The voice and its removal is also considered in Tony Oursler's Flow (2017): a three-channel video projection that engages with computer-generated speech and offers a pessimistic take on artificial intelligence, given its speculation on when Siri, Alexa, and Echo will take our voices away from us. Spiritual Tour in the Pure Garden: Charm (2014) is another language-based work, except the idiom featured here is invented by the artist Zheng Guogu; it comprises a rock sculpture installation of red granite cubes cut to form the Chinese text, 'Spiritual Tour in the Pure Garden', with rounded edges. An artist's proposal, the words appear like an imagined spell whose power is yet to be tested, or whose power is measured in the grouping of works that make up this very exhibition.
Of course, public sculpture parks often deal with the immemorial tension between a notion of the commons and monumentality. In other words: audience relations and crystallising events into sculpture. This park is no exception. It was initiated by art-partners, an independent art consultancy in Hong Kong, and presented by the Hong Kong Arts Centre, with support from H Queen's by Henderson Development Limited, and the Hong Kong Arts Development Council. The elaborate education programme that accompanied the Park's inauguration was primarily funded by The Hong Kong Jockey Club Charities Trust, one of the largest charities in the world funded largely by their monopoly on gambling; it included speakers such as Alyssa Nitchun from Creative Time, and Timothy Calnin from Tai Kwun Centre for Heritage and Art.
Up for a limited duration of six weeks, the sculpture park was set up for late March, when Art Basel descends upon the city. The timing is hard to ignore given its association with a market-driven internationalism that pays special care to reflect the local context in order to avoid accusations of neo-colonialism. Of the nineteen artists included in this presentation, eight are represented by galleries based in or with a space in Hong Kong, who also provided support for the exhibition, with three of these artists represented by galleries outside of Hong Kong, who also supported the sculpture park, and will be showing at this year's Art Basel in Hong Kong. Exceptions include Mark Wallinger, who is represented by Hauser & Wirth but is being supported here by the British Council, Yayoi Kusama, whose work is supported by the Yageo Foundation, and all five Hong Kong artists that were included.

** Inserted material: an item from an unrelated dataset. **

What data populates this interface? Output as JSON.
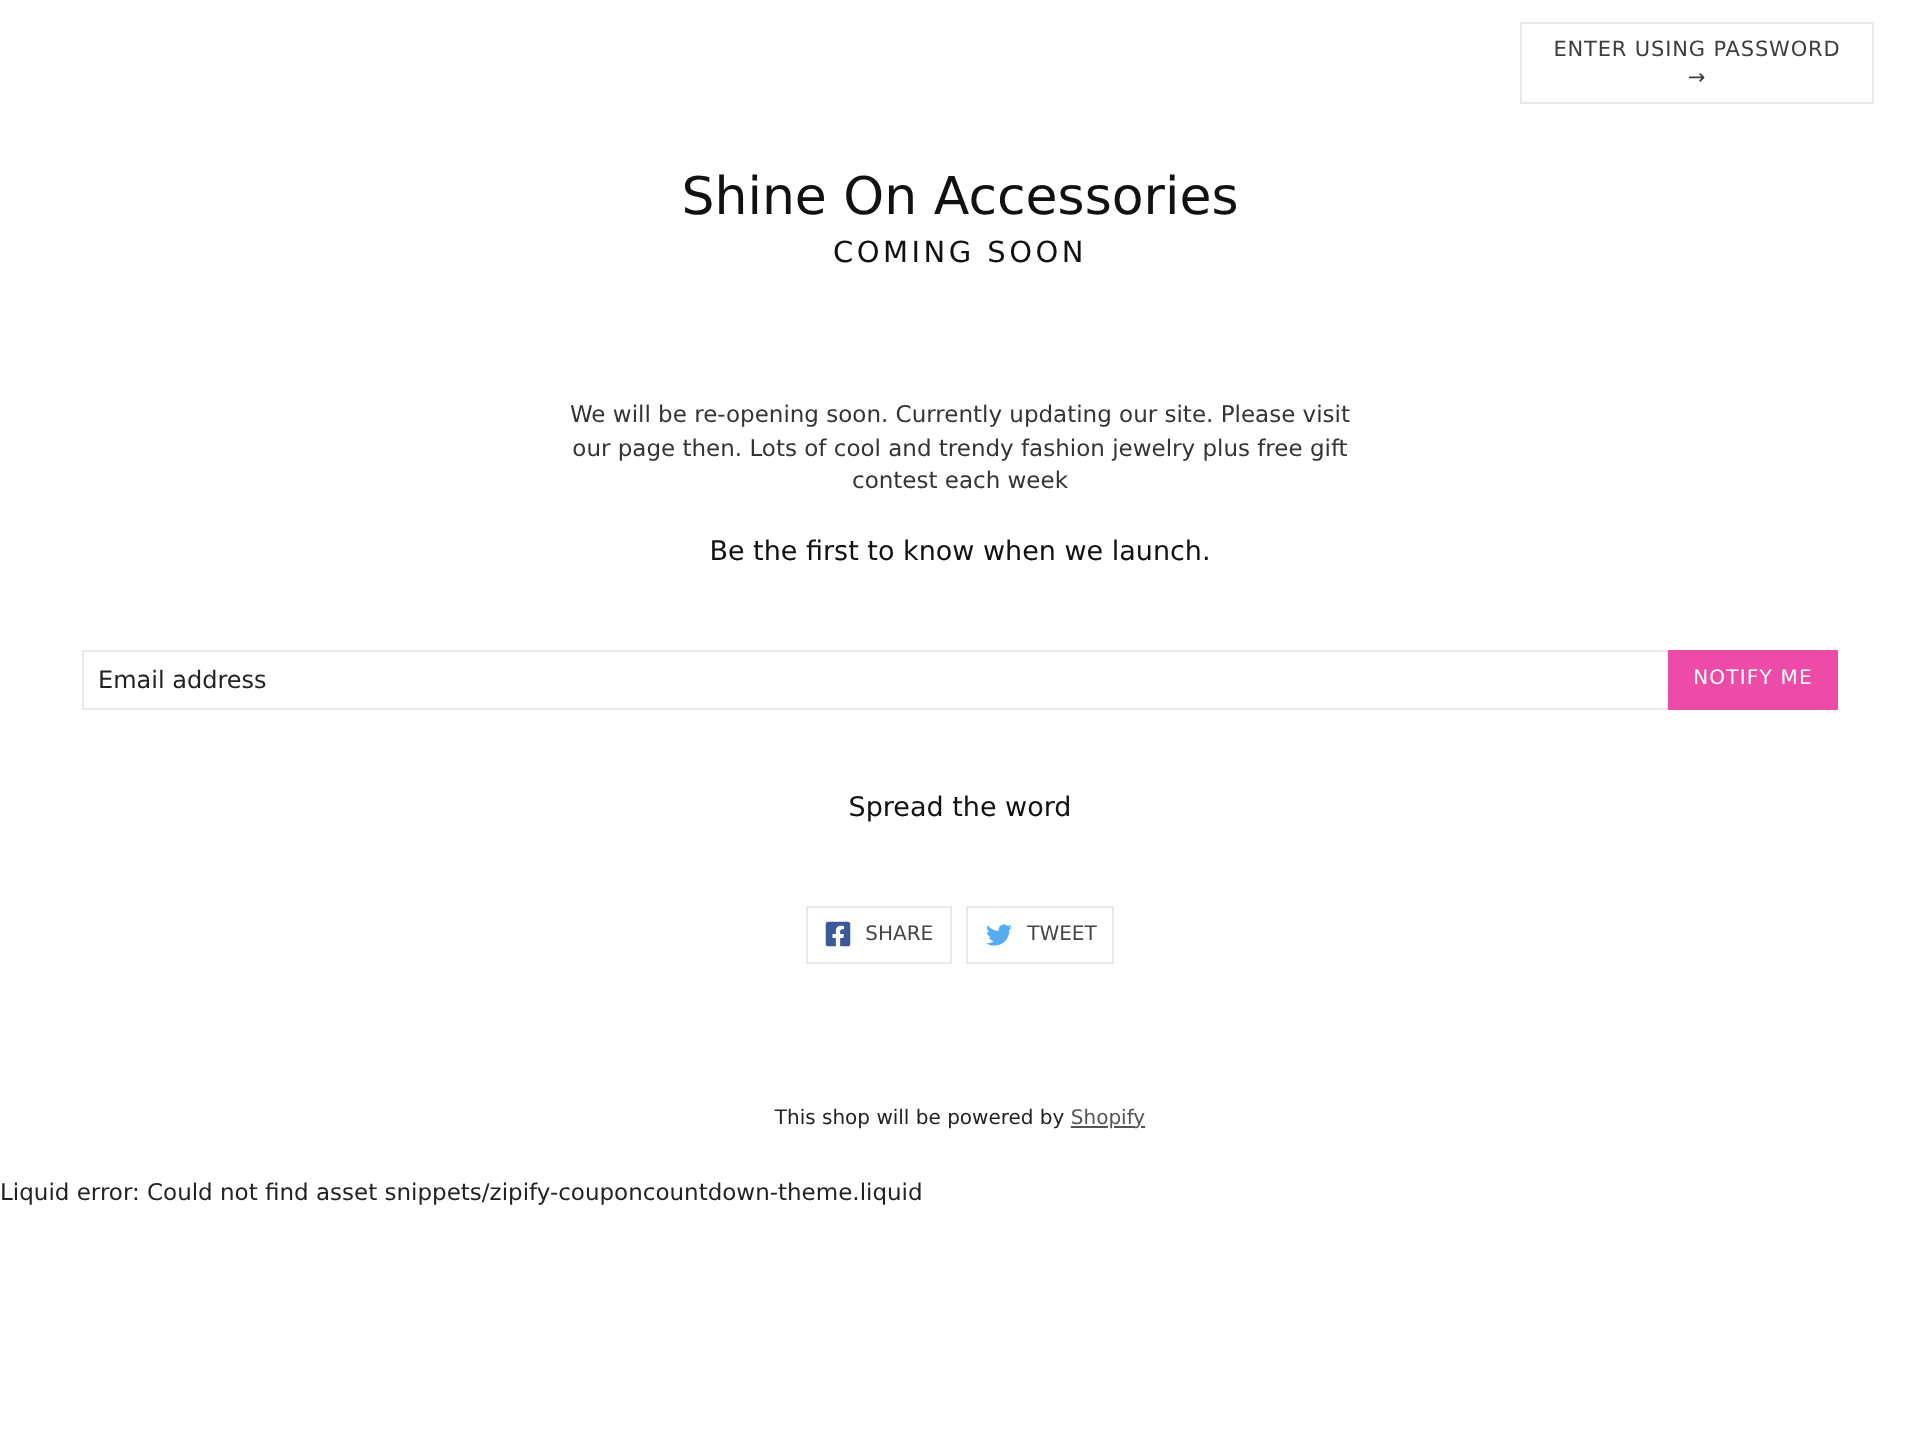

Taken as a whole, then, the Harbour Arts Sculpture Park offers a narrative that reflects Hong Kong's reality, from its architectural and financial infrastructures to the city's ever-changing political present, not to mention its ongoing negotiation with an international art world trying to make its mark on a city already filled with them.